All of our system operators are continually trained and are State certified in water treatment or distribution, at levels above those required by law.
Steve McIntosh - Operations Manager - steve at canyonwater.com
Bryauna Alderin - Office Manager - bryauna at canyonwater.com
Little Cottonwood Canyon has a significant amount of mines that were dug since the
1800's through the present day. Mines have a tendency to fill with water
unless a drain is provided. The Wasatch Drain Tunnel (WDT) was constructed
during the period of 1912 to 1916 by Wasatch Mines Company to drain water from the mines
and improve ore transportation efficiencies from approximately 50 miles of
silver, lead, copper, and zinc mines in and around Snowbird and Alta. The WDT,
long since abandoned as a mining operation, is now the major water source for
Snowbird, Utah, not only for domestic water uses, but snowmaking and electrical
power plant (co-generation) cooling purposes as well. The WDT also provides
an important discharge of water to Little Cottonwood Creek, the main tributary
of Little Cottonwood Canyon and the Little Cottonwood Mining District of Utah.
In 1985, SA3 completed installation of a unique steel and concrete bulkhead structure, designed to dam water in the WDT. Through the use of this device, the WDT now serves as a underground water reservoir, backing water up into various mine tunnels located above and adjacent to it. At the same time, a water treatment plant was also established in the WDT to remove the chemicals Iron, Manganese, Lead, Copper, Antimony, Cadmium, Zinc, and Arsenic. In addition to water from the WDT, numerous mountain springs also contribute quality drinking water to the SA3 water system. While the WDT does possess the necessary positive characteristics of a valuable water asset, good management practices are still most essential and needed in this operative situation to always insure that this resource provides the best for the Snowbird area, canyon and valley communities and ecosystems.
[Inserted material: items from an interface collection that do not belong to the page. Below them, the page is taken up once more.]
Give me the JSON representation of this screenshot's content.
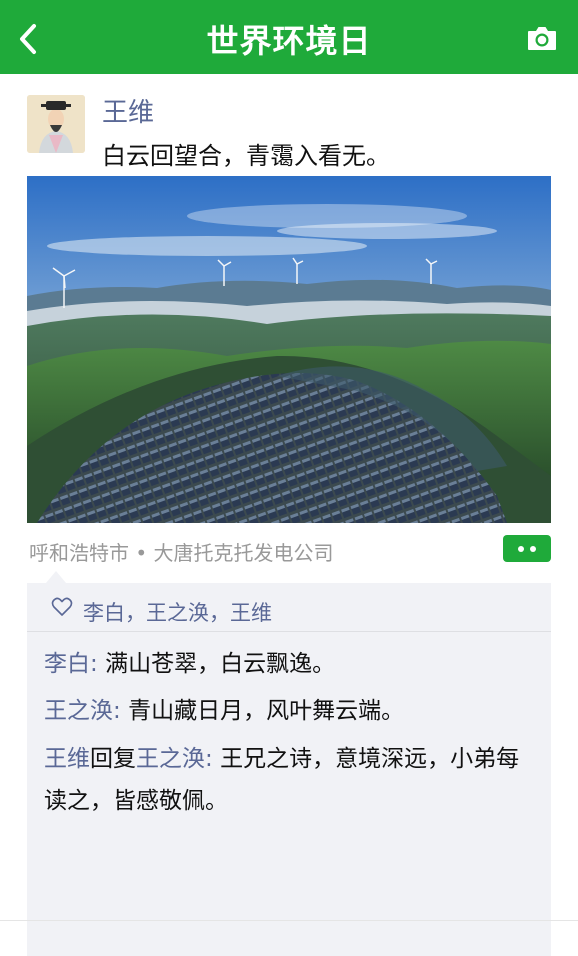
{
  "header": {
    "title": "世界环境日",
    "back_icon": "chevron-left-icon",
    "camera_icon": "camera-icon",
    "background": "#1faa3a"
  },
  "post": {
    "author": "王维",
    "text": "白云回望合，青霭入看无。",
    "image_description_icon": "landscape-photo",
    "location": "呼和浩特市 • 大唐托克托发电公司"
  },
  "likes": {
    "icon": "heart-outline-icon",
    "names": "李白，王之涣，王维"
  },
  "comments": [
    {
      "author": "李白",
      "separator": ":",
      "text": "满山苍翠，白云飘逸。"
    },
    {
      "author": "王之涣",
      "separator": ":",
      "text": "青山藏日月，风叶舞云端。"
    },
    {
      "author": "王维",
      "reply_word": "回复",
      "reply_to": "王之涣",
      "separator": ":",
      "text": "王兄之诗，意境深远，小弟每读之，皆感敬佩。"
    }
  ],
  "colors": {
    "accent": "#1faa3a",
    "name_link": "#5a6896",
    "comment_bg": "#f1f2f6"
  }
}
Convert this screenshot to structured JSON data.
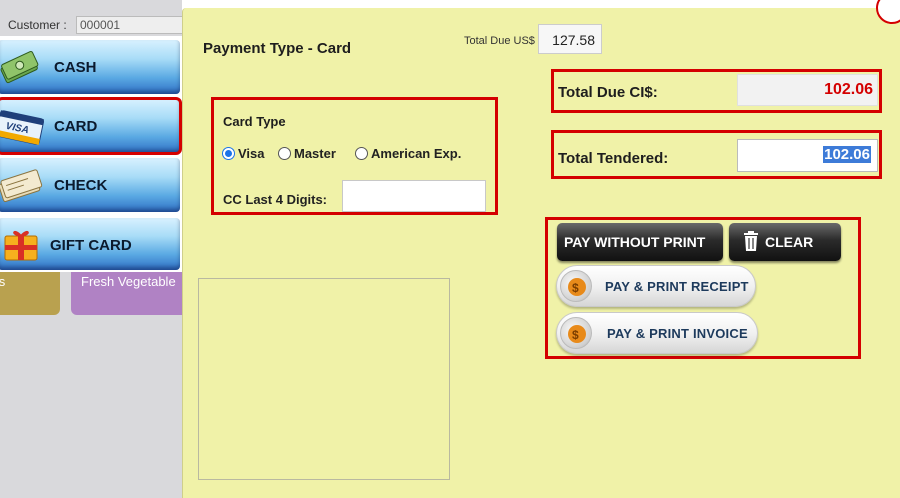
{
  "customer": {
    "label": "Customer :",
    "id": "000001"
  },
  "categories": [
    {
      "label": "erbs"
    },
    {
      "label": "Fresh Vegetable"
    }
  ],
  "payment_menu": [
    {
      "label": "CASH",
      "icon": "cash-icon"
    },
    {
      "label": "CARD",
      "icon": "visa-card-icon",
      "selected": true
    },
    {
      "label": "CHECK",
      "icon": "check-icon"
    },
    {
      "label": "GIFT CARD",
      "icon": "gift-card-icon"
    }
  ],
  "panel": {
    "title": "Payment Type - Card",
    "usd_label": "Total Due US$",
    "usd_value": "127.58",
    "card_type": {
      "title": "Card Type",
      "options": [
        {
          "label": "Visa",
          "selected": true
        },
        {
          "label": "Master",
          "selected": false
        },
        {
          "label": "American Exp.",
          "selected": false
        }
      ],
      "cc_label": "CC Last 4 Digits:",
      "cc_value": ""
    },
    "total_due_label": "Total Due CI$:",
    "total_due_value": "102.06",
    "total_tendered_label": "Total Tendered:",
    "total_tendered_value": "102.06",
    "buttons": {
      "pay_without_print": "PAY WITHOUT PRINT",
      "clear": "CLEAR",
      "pay_print_receipt": "PAY & PRINT RECEIPT",
      "pay_print_invoice": "PAY & PRINT INVOICE"
    }
  },
  "colors": {
    "panel_bg": "#f0f2a8",
    "highlight_border": "#d40000",
    "due_value": "#d40000",
    "menu_button": "#5aa9e3"
  }
}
The continuing management of this asset will insure that it will remain useful for generations to come.
It is imperative to never go into an abandoned mine without proper supervision or equipment as severe injury or death could result from cave-in, oxygen deficiency or numerous other catastrophes.
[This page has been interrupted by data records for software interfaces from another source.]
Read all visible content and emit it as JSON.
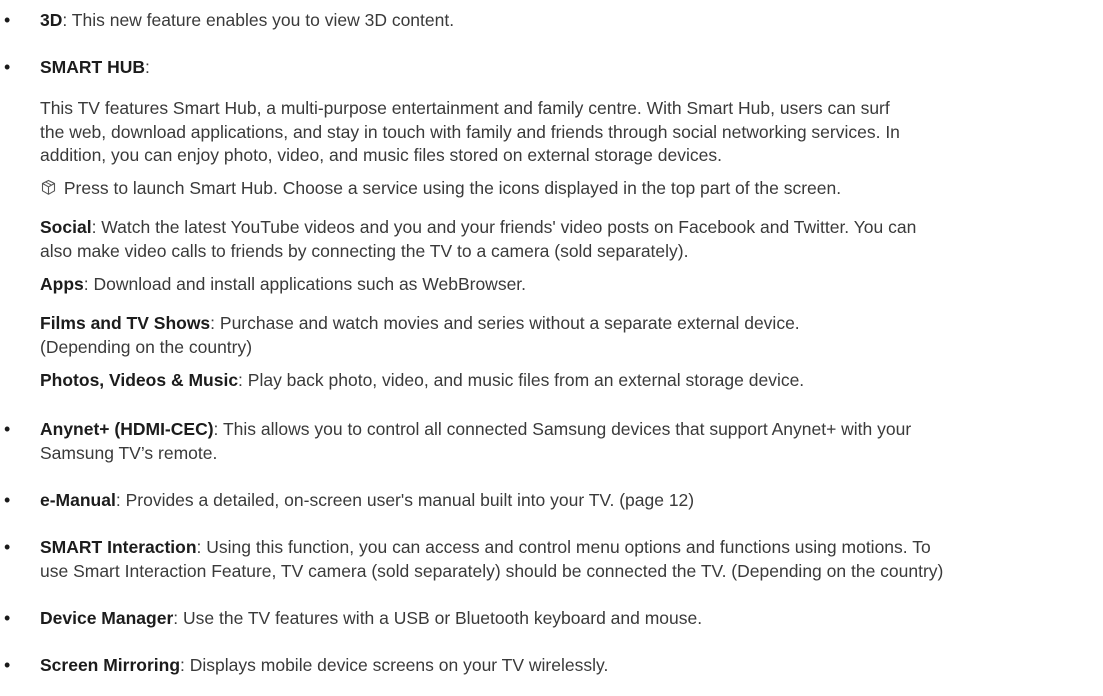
{
  "items": {
    "i3d": {
      "bullet": "•",
      "term": "3D",
      "text": ": This new feature enables you to view 3D content."
    },
    "smarthub": {
      "bullet": "•",
      "term": "SMART HUB",
      "text": ":",
      "intro_lines": [
        "This TV features Smart Hub, a multi-purpose entertainment and family centre. With Smart Hub, users can surf",
        "the web, download applications, and stay in touch with family and friends through social networking services. In",
        "addition, you can enjoy photo, video, and music files stored on external storage devices."
      ],
      "press_text": " Press to launch Smart Hub. Choose a service using the icons displayed in the top part of the screen.",
      "hub_icon": "smart-hub-icon",
      "social": {
        "term": "Social",
        "line1": ": Watch the latest YouTube videos and you and your friends' video posts on Facebook and Twitter. You can",
        "line2": "also make video calls to friends by connecting the TV to a camera (sold separately)."
      },
      "apps": {
        "term": "Apps",
        "text": ": Download and install applications such as WebBrowser."
      },
      "films": {
        "term": "Films and TV Shows",
        "line1": ": Purchase and watch movies and series without a separate external device.",
        "line2": "(Depending on the country)"
      },
      "photos": {
        "term": "Photos, Videos & Music",
        "text": ": Play back photo, video, and music files from an external storage device."
      }
    },
    "anynet": {
      "bullet": "•",
      "term": "Anynet+ (HDMI-CEC)",
      "line1": ": This allows you to control all connected Samsung devices that support Anynet+ with your",
      "line2": "Samsung TV’s remote."
    },
    "emanual": {
      "bullet": "•",
      "term": "e-Manual",
      "text": ": Provides a detailed, on-screen user's manual built into your TV. (page 12)"
    },
    "interaction": {
      "bullet": "•",
      "term": "SMART Interaction",
      "line1": ": Using this function, you can access and control menu options and functions using motions. To",
      "line2": "use Smart Interaction Feature, TV camera (sold separately) should be connected the TV. (Depending on the country)"
    },
    "device": {
      "bullet": "•",
      "term": "Device Manager",
      "text": ": Use the TV features with a USB or Bluetooth keyboard and mouse."
    },
    "mirroring": {
      "bullet": "•",
      "term": "Screen Mirroring",
      "text": ": Displays mobile device screens on your TV wirelessly."
    }
  }
}
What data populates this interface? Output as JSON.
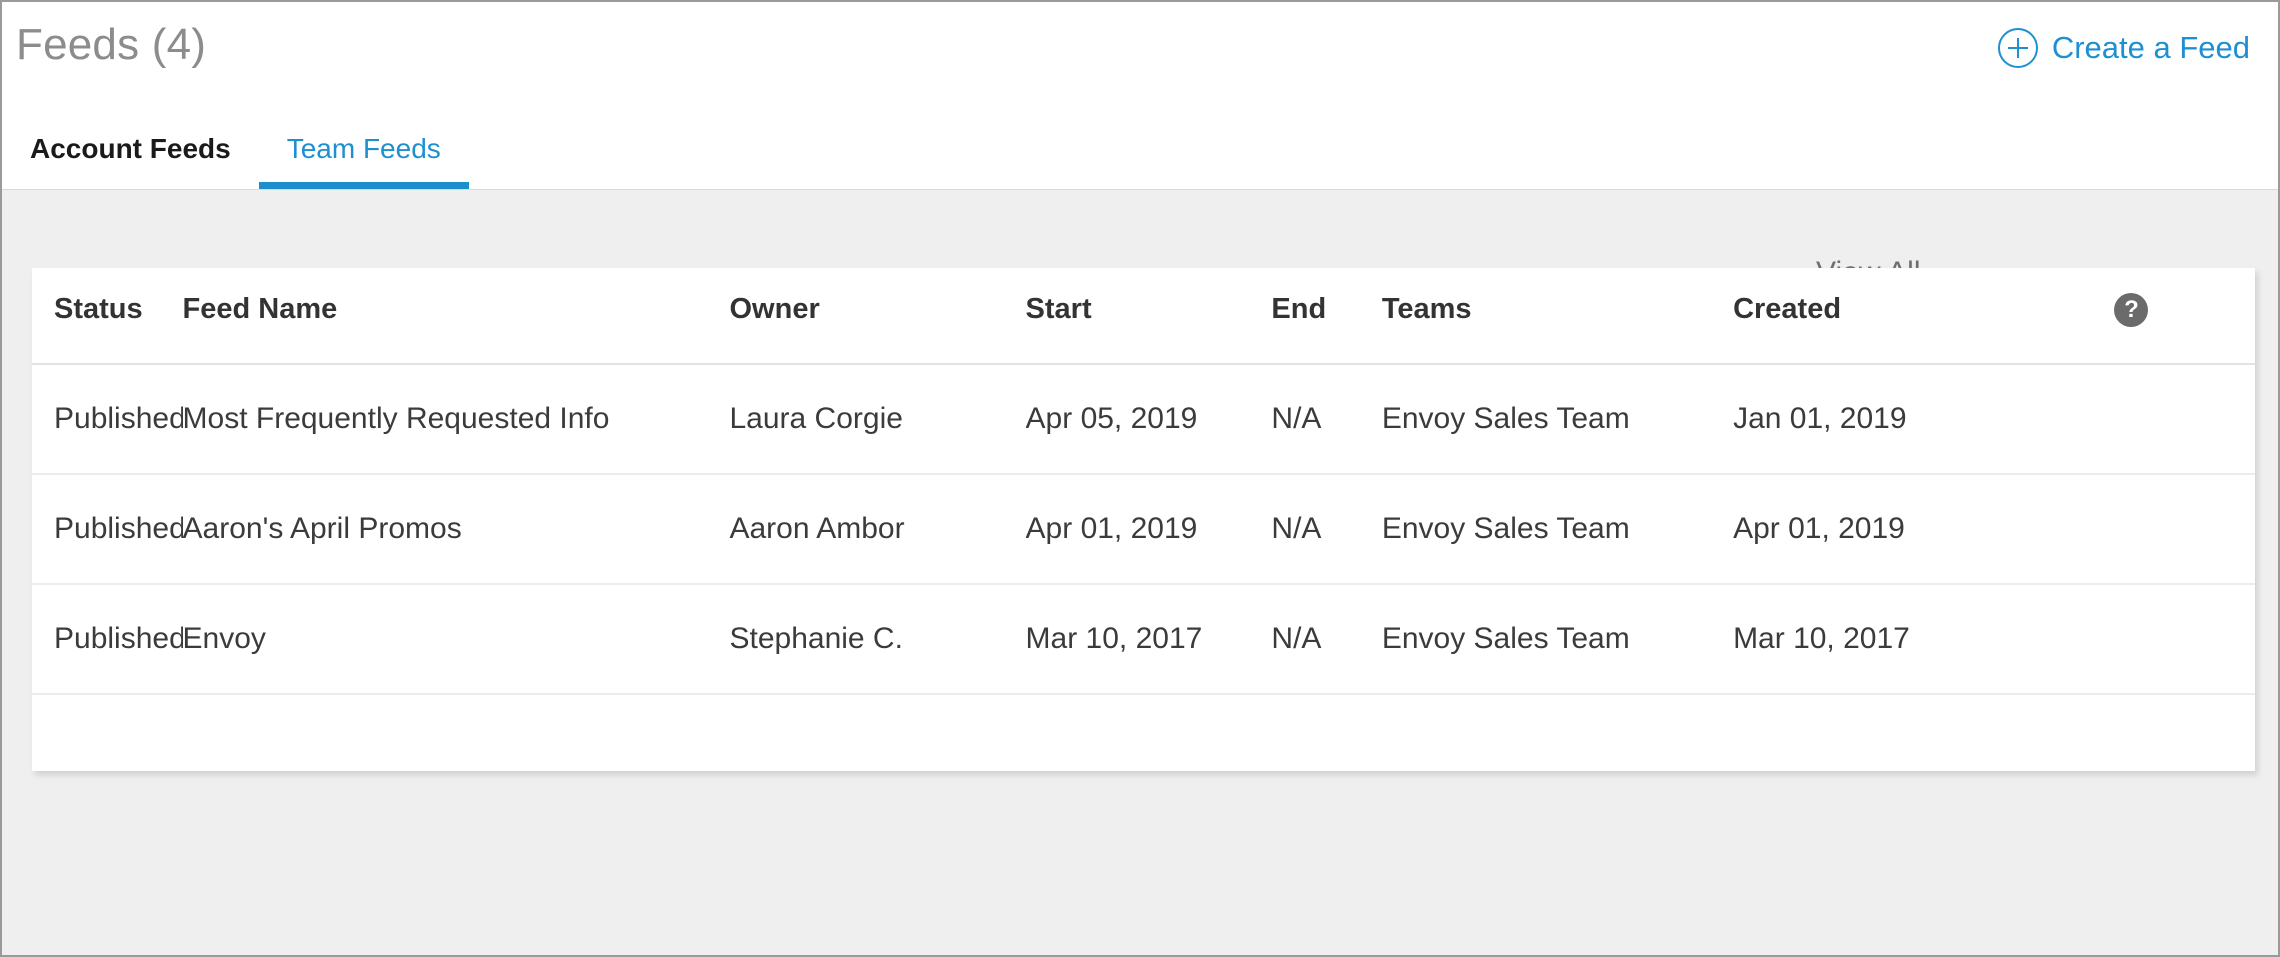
{
  "header": {
    "title": "Feeds (4)",
    "create_feed_label": "Create a Feed",
    "plus_icon": "plus-circle-icon"
  },
  "tabs": [
    {
      "label": "Account Feeds",
      "active": false
    },
    {
      "label": "Team Feeds",
      "active": true
    }
  ],
  "filter": {
    "view_selected": "View All",
    "chevron_icon": "chevron-down-icon"
  },
  "table": {
    "help_icon": "help-circle-icon",
    "help_glyph": "?",
    "columns": [
      "Status",
      "Feed Name",
      "Owner",
      "Start",
      "End",
      "Teams",
      "Created"
    ],
    "rows": [
      {
        "status": "Published",
        "status_color": "#f2a03d",
        "feed_name": "Most Frequently Requested Info",
        "owner": "Laura Corgie",
        "start": "Apr 05, 2019",
        "end": "N/A",
        "teams": "Envoy Sales Team",
        "created": "Jan 01, 2019"
      },
      {
        "status": "Published",
        "status_color": "#55bb5e",
        "feed_name": "Aaron's April Promos",
        "owner": "Aaron Ambor",
        "start": "Apr 01, 2019",
        "end": "N/A",
        "teams": "Envoy Sales Team",
        "created": "Apr 01, 2019"
      },
      {
        "status": "Published",
        "status_color": "#55bb5e",
        "feed_name": "Envoy",
        "owner": "Stephanie C.",
        "start": "Mar 10, 2017",
        "end": "N/A",
        "teams": "Envoy Sales Team",
        "created": "Mar 10, 2017"
      }
    ]
  },
  "colors": {
    "accent_blue": "#1e90d2",
    "status_orange": "#f2a03d",
    "status_green": "#55bb5e",
    "page_background": "#efefef"
  }
}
Little Cottonwood Canyon, part of the Salt Lake City Watershed Area provides clear
high quality drinking water to the residents of Salt Lake City and surrounding areas.
A watershed is a geographical or geological area that is drained by a single river
system. What this means is that a drop of rain that falls on the ridgeline will
eventually make it's way to the stream at the mouth of the canyon. Because of the
uniqueness of the area it is critical that the watershed be protected and respected
by all who visit or use the Little Cottonwood Canyon area.
It is unlawful to:
-permit a dog to be taken into a watershed canyon. This does not apply to assistance dogs, public safety dogs or property owners with specific watershed permits
-pollute or allow pollution of any water in the watershed
-operate any type of motor vehicle within the watershed except on a highway or road designated for public use
-deposit any human waste or other excrete within the watershed area except into approved toilets
-permit a horse or any other domesticated animal into the watershed area without a watershed permit
-camp overnight except in officially designated campgrounds (does not apply to backpacking)
-bathe swim or wash clothes or diapers or any object in the stream or water source
Watershed Regulations are enforced by:
-Salt Lake City Watershed Management
-Salt Lake County Sheriff
-Salt Lake Valley Health Dept
-Salt Lake City Police Dept.
-US Forest Service
-Town of Alta Marshal's Dept, when in the Town of Alta
This is only a partial list. Please visit here for a complete list of regulations